You can do it in cross-legged, half-ligus or full-ligus. In a sitting position, without adjustment or evaluation, observe the first 3-4 breaths, then bring the right hand to the face for 6-7 rounds of Nadi Shoddan Pranayama.

3. Use Ujjayi Pranayama for the rest of the exercise.

Slowly stand on the left leg and bring the right leg into tree pose (Vrkshasana) for 5-6 breaths.
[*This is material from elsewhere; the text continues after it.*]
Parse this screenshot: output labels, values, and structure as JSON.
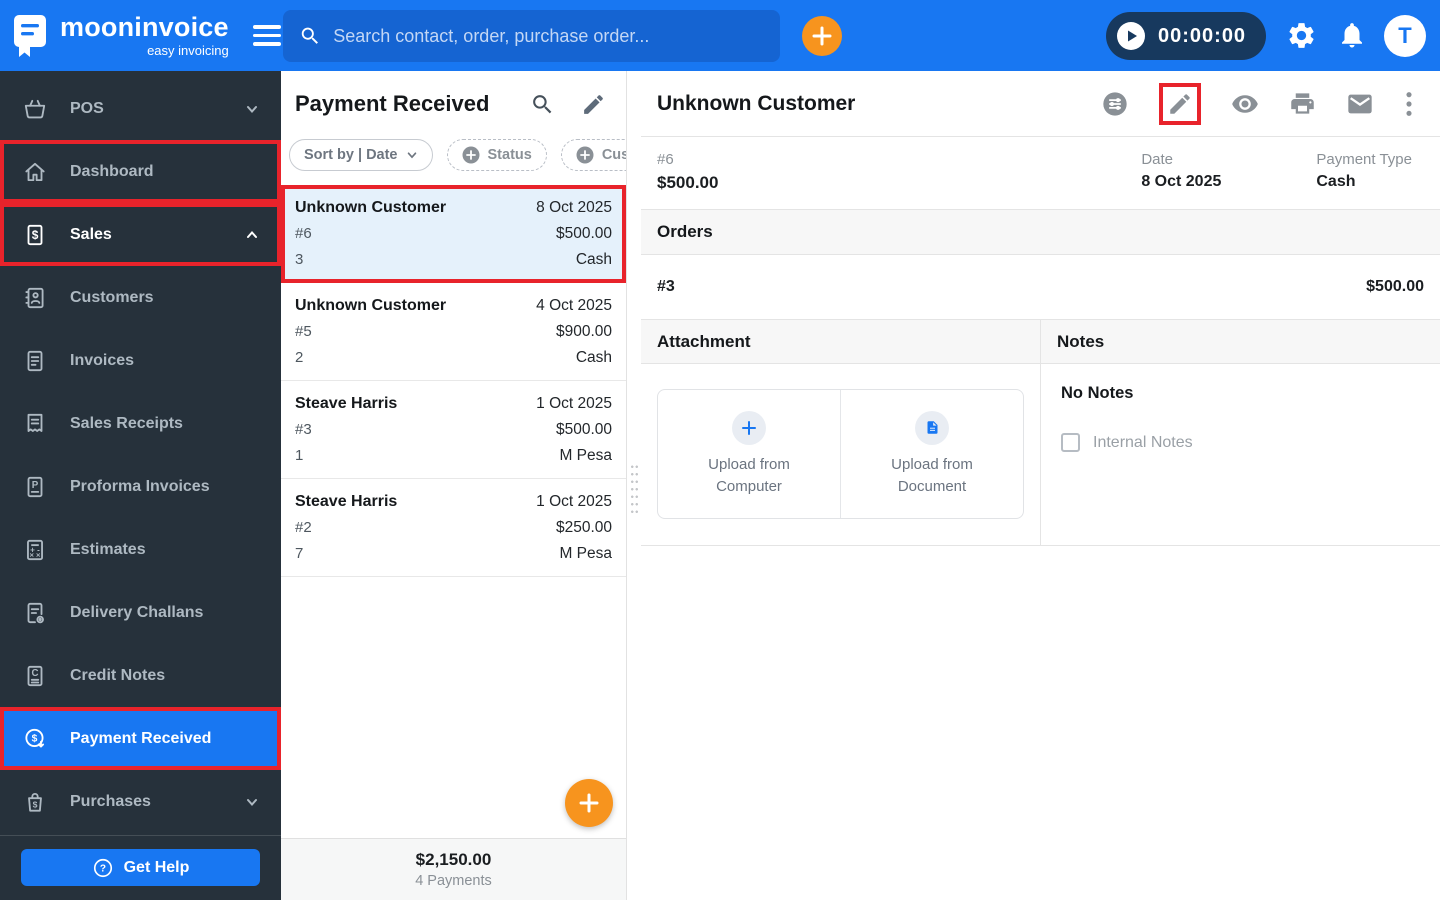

You can also try closing your eyes to enhance the psychological challenge of balance and calm.

4. Move the right foot so that the ankle is resting slightly on the left thigh.
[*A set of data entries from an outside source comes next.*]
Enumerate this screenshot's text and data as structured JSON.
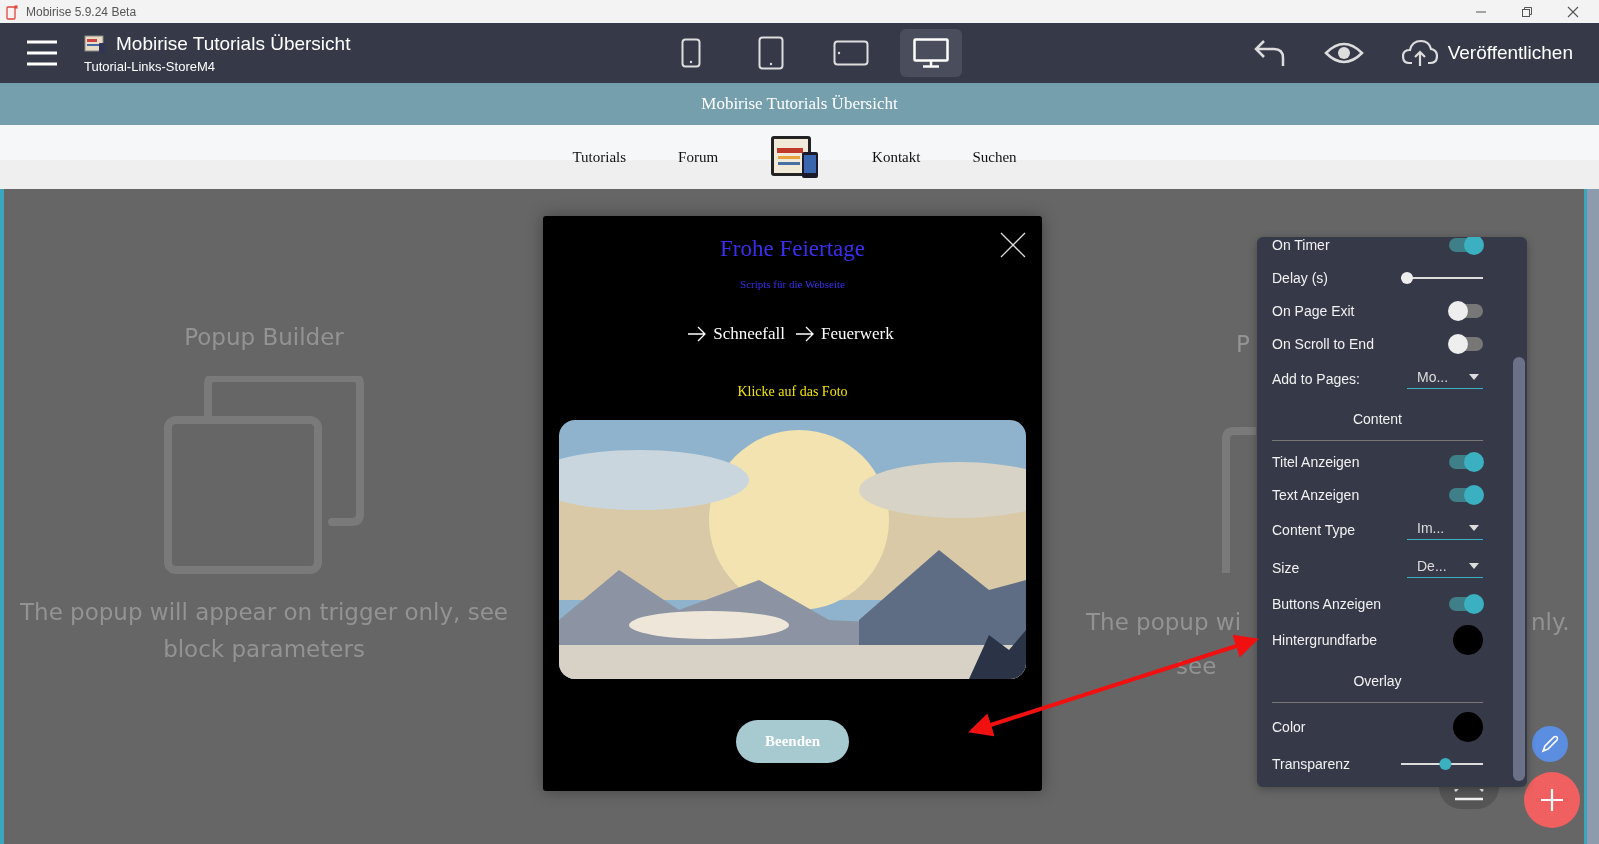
{
  "window": {
    "title": "Mobirise 5.9.24 Beta"
  },
  "toolbar": {
    "project_title": "Mobirise Tutorials Übersicht",
    "project_subtitle": "Tutorial-Links-StoreM4",
    "devices": [
      {
        "kind": "phone",
        "selected": false
      },
      {
        "kind": "tablet",
        "selected": false
      },
      {
        "kind": "landscape",
        "selected": false
      },
      {
        "kind": "desktop",
        "selected": true
      }
    ],
    "publish_label": "Veröffentlichen"
  },
  "site": {
    "banner": "Mobirise Tutorials Übersicht",
    "nav": [
      {
        "kind": "link",
        "label": "Tutorials"
      },
      {
        "kind": "link",
        "label": "Forum"
      },
      {
        "kind": "picture"
      },
      {
        "kind": "link",
        "label": "Kontakt"
      },
      {
        "kind": "link",
        "label": "Suchen"
      }
    ]
  },
  "placeholder": {
    "title": "Popup Builder",
    "text": "The popup will appear on trigger only, see block parameters"
  },
  "placeholder_right": {
    "title_fragment": "P",
    "line1_start": "The popup wi",
    "line1_end": "nly.",
    "line2_start": "see"
  },
  "popup": {
    "title": "Frohe Feiertage",
    "subtitle": "Scripts für die Webseite",
    "links": [
      "Schneefall",
      "Feuerwerk"
    ],
    "hint": "Klicke auf das Foto",
    "button": "Beenden"
  },
  "settings": [
    {
      "kind": "toggle",
      "label": "On Timer",
      "on": true
    },
    {
      "kind": "slider",
      "label": "Delay (s)",
      "level": 0
    },
    {
      "kind": "toggle",
      "label": "On Page Exit",
      "on": false
    },
    {
      "kind": "toggle",
      "label": "On Scroll to End",
      "on": false
    },
    {
      "kind": "select",
      "label": "Add to Pages:",
      "value": "Mo..."
    },
    {
      "kind": "heading",
      "label": "Content"
    },
    {
      "kind": "toggle",
      "label": "Titel Anzeigen",
      "on": true
    },
    {
      "kind": "toggle",
      "label": "Text Anzeigen",
      "on": true
    },
    {
      "kind": "select",
      "label": "Content Type",
      "value": "Im..."
    },
    {
      "kind": "select",
      "label": "Size",
      "value": "De..."
    },
    {
      "kind": "toggle",
      "label": "Buttons Anzeigen",
      "on": true
    },
    {
      "kind": "color",
      "label": "Hintergrundfarbe",
      "color": "#000000"
    },
    {
      "kind": "heading",
      "label": "Overlay"
    },
    {
      "kind": "color",
      "label": "Color",
      "color": "#000000"
    },
    {
      "kind": "slider",
      "label": "Transparenz",
      "level": 0.55
    }
  ]
}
Once you have done this, lower your hips back into the standing 4 pose for 5-6 breaths, then go to option a or b :

  • a) bend your left supporting leg, place your hands on the mat, use your triceps to support your right shin and float into the flying pigeon pose (Eka Pada Galavasana) for 3-4 breaths or
  • b) Move the right ankle to the left thigh ankle in half-lotus pose for 3-4 breaths.

5a. (Option A) From the flying pigeon position, hold the hands in the chaturanga position.

Hold this position while your head slowly lowers and touches the floor, lift both feet to do a headstand (Sirsasana) for 3-4 breaths.

5b. (Option B) From the half-ligus position, stand on your toes.

From the half-ligus position, begin to bend the left leg you are supporting so that the thighs are above the left ankle to perform the pose for 3-4 breaths.

6. (Option A) From pear tree to mountain.

From the head position, slowly lower your body into the child’s pose (bakasana) and stay there for two long, slow breaths. Then jump or hold the mountain pose (tadasana).

7. (Option B) From laying the Condition to laying the Mountain.

Slowly rise from the toe position, spread your right leg and assume mountain pose (tadasana); repeat steps 3-7 on the other side.

8. Drive from the mountain to the chair.

After staying in the mountain pose (Tadasana), slowly begin to sit in the chair pose (Utkatasana) and stay there for 2 or 3 breaths.

9. Lower to boat position.

From the chair pose, pull the hips back and lower them to the ground in boat pose (Navasana) for 2-3 breaths.

10. Release.

Finally, lower your entire body onto the Savasana mat.

How do you practice yoga and pranayama when you want to release stress and clear your mind? Share your ideas with the community below! Ten minutes of daily yoga practice isn’t as hard as you think. In fact, it’s actually pretty easy to squeeze in at least a few minutes while you’re brushing your teeth, eating breakfast, or taking a break at work. And if you schedule it during the day, it’s even easier to fit in. But if you want to start a yoga practice that you can stick with, it’s important to find a time and place where you can practice without distractions. While some people enjoy the peace of practice inside their own homes, others have found that it’s easier to focus on the practice in a quiet, well-lit area.